WHAT NEEDS TO BE DONE
Find the lines below that contain "summaries" and tally them. Return only the total.

----

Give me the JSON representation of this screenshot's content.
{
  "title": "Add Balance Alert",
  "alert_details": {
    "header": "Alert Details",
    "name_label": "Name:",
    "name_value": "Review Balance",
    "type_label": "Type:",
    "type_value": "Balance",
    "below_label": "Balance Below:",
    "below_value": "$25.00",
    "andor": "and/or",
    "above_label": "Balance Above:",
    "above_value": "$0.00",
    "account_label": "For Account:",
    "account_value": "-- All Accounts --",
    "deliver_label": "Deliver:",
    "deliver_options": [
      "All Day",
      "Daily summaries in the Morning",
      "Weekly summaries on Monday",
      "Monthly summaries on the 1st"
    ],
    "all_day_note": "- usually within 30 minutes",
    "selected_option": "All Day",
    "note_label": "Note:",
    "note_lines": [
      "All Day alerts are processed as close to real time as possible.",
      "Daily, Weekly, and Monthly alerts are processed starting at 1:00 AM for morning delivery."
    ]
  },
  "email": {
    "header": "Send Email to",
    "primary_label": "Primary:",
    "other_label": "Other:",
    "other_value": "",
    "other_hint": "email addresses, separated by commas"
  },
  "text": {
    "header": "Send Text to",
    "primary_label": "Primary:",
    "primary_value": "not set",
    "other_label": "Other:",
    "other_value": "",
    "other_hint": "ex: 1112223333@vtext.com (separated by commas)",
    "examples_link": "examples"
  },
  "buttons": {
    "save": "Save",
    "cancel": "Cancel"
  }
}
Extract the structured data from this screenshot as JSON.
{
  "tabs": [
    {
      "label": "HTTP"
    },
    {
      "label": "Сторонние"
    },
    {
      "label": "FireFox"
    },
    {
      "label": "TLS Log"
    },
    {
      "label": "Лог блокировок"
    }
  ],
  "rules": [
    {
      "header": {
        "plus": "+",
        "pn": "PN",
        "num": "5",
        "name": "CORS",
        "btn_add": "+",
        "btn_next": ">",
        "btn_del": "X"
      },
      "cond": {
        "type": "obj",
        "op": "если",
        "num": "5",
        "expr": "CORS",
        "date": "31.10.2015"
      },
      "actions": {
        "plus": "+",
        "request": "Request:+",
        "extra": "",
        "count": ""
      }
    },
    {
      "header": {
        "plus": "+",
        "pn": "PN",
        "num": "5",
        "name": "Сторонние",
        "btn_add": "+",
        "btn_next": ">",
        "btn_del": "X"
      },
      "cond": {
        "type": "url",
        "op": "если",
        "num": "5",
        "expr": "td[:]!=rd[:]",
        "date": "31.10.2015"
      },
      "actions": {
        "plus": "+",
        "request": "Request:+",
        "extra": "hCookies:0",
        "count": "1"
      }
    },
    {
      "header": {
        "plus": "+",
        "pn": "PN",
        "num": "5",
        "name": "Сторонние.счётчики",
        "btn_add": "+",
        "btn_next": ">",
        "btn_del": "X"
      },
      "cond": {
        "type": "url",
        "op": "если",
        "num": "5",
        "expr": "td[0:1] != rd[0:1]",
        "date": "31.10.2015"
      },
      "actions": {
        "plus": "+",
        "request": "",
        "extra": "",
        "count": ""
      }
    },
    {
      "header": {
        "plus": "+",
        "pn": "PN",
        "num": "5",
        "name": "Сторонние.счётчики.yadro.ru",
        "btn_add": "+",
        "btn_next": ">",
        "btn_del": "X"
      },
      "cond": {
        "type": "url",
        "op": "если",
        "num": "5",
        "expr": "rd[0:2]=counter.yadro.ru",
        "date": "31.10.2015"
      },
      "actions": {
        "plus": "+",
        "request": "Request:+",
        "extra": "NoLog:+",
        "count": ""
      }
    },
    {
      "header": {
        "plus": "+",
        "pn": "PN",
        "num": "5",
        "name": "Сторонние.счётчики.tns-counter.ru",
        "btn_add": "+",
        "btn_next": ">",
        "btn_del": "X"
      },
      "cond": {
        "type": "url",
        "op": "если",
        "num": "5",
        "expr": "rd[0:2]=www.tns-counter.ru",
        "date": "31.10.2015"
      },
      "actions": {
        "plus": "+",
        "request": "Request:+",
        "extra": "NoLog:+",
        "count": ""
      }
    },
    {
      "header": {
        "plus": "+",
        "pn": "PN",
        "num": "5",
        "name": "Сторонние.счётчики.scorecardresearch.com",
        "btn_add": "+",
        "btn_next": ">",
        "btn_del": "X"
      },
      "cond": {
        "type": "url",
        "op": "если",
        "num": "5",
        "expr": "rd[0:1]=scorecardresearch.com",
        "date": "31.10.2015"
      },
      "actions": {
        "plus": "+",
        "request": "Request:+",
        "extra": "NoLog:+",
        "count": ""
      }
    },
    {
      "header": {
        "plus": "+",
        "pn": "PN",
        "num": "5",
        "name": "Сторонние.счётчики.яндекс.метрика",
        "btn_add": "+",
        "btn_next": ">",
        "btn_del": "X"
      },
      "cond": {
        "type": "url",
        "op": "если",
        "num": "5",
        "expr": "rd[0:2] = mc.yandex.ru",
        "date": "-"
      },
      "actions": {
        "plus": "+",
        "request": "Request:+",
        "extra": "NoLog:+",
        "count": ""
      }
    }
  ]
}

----

SOLUTION
3